Almost two decades ago, scientists succeeded in cloning Dolly the sheep. Now, the same process has been allowed scientists to clone embryonic stem cells from fetal human skin cells for the very first time. There are no more barriers between us and creating human clones.
Cloning in and of itself has been within our reach for a while. Cloning non-human animals has been on the table for nearly two decades, dating back to Dolly the sheep way back in 1996. Cloning human cells has always been a bit rougher of a prospect, partly because it’s just hard, and partly because experimenting with it is ground that needs to be tread very very carefully.
This breakthrough accomplishment, performed by Shoukhrat Mitalipov of Oregon Health & Science University and his colleagues, makes use of a technique called nuclear transfer. In its most basic sense, nuclear transfer is the process of taking one cell—in this case a skin cell—and inserting it into an egg cell that’s had its DNA removed, which is then coaxed into dividing. Or in other words, it’s sort of like fertilizing an egg cell with a fully formed cell of another sort, instead of a sperm.
This process results in a ball of stem cells that can be grown into a full-fledged clone if it’s allowed to keep developing. That’s how we’ve gotten every successful clone to date, including Dolly back in 1996. But until now, that had never worked with human cells. As documented in the journal Cell, Mitalipov and company have managed to pull off the process using skin cells of a human fetus as fertilizer, creating a whole bunch of embryonic stem cells that could go on to grow into a cloned human being. Not that anyone’s planning to actually do that. Ever. These cells are for medical treatment. Stuff like treating nerve and heart damage.
via A Human Stem Cell Has Been Cloned For the First Time.
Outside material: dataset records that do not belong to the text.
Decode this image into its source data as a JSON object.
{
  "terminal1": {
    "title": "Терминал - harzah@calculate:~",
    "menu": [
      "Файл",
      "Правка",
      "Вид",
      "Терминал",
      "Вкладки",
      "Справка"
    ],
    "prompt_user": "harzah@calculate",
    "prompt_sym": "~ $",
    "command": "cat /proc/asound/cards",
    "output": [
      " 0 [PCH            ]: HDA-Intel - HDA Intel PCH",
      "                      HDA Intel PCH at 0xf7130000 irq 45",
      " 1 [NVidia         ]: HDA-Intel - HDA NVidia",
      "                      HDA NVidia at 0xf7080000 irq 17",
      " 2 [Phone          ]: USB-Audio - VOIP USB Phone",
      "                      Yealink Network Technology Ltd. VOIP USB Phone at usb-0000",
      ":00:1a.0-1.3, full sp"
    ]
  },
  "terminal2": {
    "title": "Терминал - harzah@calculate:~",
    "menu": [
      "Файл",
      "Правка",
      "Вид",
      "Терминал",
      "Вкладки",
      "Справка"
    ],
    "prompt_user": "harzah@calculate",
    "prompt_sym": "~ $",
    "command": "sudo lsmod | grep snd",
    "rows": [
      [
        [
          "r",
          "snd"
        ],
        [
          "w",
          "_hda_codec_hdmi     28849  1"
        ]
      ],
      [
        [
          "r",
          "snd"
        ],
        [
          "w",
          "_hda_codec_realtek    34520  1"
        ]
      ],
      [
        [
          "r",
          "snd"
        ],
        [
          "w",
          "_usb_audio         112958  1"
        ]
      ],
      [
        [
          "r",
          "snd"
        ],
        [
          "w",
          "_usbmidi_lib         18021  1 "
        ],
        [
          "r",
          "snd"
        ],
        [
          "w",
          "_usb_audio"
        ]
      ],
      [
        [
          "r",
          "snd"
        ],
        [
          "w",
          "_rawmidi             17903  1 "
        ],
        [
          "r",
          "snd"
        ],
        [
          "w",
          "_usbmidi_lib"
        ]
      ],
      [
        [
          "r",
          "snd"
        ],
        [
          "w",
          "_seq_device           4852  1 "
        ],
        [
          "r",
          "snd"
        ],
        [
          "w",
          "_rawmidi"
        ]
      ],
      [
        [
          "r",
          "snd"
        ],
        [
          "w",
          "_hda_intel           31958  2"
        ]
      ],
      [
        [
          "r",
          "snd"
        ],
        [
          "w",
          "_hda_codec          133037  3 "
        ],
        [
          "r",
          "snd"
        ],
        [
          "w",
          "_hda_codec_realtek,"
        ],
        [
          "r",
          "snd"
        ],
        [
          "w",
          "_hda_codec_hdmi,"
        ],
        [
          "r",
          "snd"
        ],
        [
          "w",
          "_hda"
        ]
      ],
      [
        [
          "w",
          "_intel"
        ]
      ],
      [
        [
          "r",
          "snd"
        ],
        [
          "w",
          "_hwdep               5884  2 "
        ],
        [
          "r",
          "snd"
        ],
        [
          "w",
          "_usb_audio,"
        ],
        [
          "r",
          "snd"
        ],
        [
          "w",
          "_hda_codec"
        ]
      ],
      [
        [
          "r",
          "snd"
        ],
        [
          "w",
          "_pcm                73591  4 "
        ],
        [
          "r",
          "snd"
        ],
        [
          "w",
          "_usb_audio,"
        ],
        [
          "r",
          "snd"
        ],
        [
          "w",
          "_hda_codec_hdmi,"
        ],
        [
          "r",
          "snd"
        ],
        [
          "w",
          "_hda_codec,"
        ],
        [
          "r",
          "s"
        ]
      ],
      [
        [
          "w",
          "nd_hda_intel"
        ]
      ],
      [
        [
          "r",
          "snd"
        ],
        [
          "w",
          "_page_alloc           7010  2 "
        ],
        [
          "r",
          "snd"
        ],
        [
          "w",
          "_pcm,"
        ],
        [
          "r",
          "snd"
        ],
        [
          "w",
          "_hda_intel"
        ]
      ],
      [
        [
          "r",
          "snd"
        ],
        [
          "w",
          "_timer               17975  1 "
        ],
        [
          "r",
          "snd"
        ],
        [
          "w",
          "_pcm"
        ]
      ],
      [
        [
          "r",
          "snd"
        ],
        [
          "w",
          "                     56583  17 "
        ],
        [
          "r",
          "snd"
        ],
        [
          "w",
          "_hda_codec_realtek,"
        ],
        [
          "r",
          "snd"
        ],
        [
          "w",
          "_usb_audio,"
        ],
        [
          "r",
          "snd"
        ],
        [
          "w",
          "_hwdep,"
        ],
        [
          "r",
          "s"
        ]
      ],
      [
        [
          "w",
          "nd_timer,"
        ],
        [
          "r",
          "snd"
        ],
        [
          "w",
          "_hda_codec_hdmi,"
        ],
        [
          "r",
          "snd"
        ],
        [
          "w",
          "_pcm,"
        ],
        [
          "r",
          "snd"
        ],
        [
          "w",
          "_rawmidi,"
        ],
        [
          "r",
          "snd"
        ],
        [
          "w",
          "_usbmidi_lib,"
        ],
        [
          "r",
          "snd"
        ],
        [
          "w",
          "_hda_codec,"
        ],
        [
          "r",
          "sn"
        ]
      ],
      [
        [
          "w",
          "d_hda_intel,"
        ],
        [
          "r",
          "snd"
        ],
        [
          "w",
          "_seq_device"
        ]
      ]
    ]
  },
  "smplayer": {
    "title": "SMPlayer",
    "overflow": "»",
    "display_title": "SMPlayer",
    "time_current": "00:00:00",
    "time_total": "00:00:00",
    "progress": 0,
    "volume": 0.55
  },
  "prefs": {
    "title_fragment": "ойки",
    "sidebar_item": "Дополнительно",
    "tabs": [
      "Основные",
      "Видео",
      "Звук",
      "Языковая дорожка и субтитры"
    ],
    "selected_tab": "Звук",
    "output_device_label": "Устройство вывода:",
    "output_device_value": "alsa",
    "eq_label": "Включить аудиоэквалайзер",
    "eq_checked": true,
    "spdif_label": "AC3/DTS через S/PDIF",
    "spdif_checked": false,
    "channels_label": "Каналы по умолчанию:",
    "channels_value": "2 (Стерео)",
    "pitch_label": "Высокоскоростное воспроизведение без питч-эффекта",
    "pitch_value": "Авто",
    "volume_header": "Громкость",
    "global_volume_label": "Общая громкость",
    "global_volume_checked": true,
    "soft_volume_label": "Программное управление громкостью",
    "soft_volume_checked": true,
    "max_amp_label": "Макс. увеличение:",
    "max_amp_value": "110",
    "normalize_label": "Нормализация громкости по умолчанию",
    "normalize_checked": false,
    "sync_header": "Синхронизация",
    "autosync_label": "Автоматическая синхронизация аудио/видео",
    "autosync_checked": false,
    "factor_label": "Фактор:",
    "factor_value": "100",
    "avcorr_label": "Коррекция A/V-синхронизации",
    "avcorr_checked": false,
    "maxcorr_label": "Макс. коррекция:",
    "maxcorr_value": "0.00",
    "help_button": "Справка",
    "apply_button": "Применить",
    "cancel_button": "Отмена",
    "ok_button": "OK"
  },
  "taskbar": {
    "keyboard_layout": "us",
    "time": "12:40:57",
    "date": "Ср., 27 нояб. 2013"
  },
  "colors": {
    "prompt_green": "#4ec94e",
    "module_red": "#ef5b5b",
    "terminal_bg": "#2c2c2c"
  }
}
Are we on the verge of a third industrial revolution? The editors at The Economist certainly think so. But while rapid prototyping and the open source movement have been around for decades now, we had yet to see anyone take a truly comprehensive look at the transformation in manufacturing. That is, until the New Museum’s latest show, Adhocracy, came along.
Adhocracy is, in the word of its curator, Domus editor Joseph Grima, “an exhibition about people who make things.” In more specific terms, it’s a collection of 25 machines, printers, apps, and objects that illustrate how rapid prototyping and DIY culture is changing how we make and buy objects.
That can mean anything from a set of standardized joints that let the user build a bike out of nearly any material, to a solar-powered 3D printer that uses sand from the surrounding desert, to an opensource guide to repairing household appliances. The objects vary, but the ethos stays the same: making is no longer the purview of companies which manufacture millions of the same object. It’s the right of individuals, who are manufacturing one or two objects to fit their own unique needs, then passing along their code. Take a look at eight highlights below—or check out the show until July 7.
via 8 Objects That Signal a New Industrial Revolution.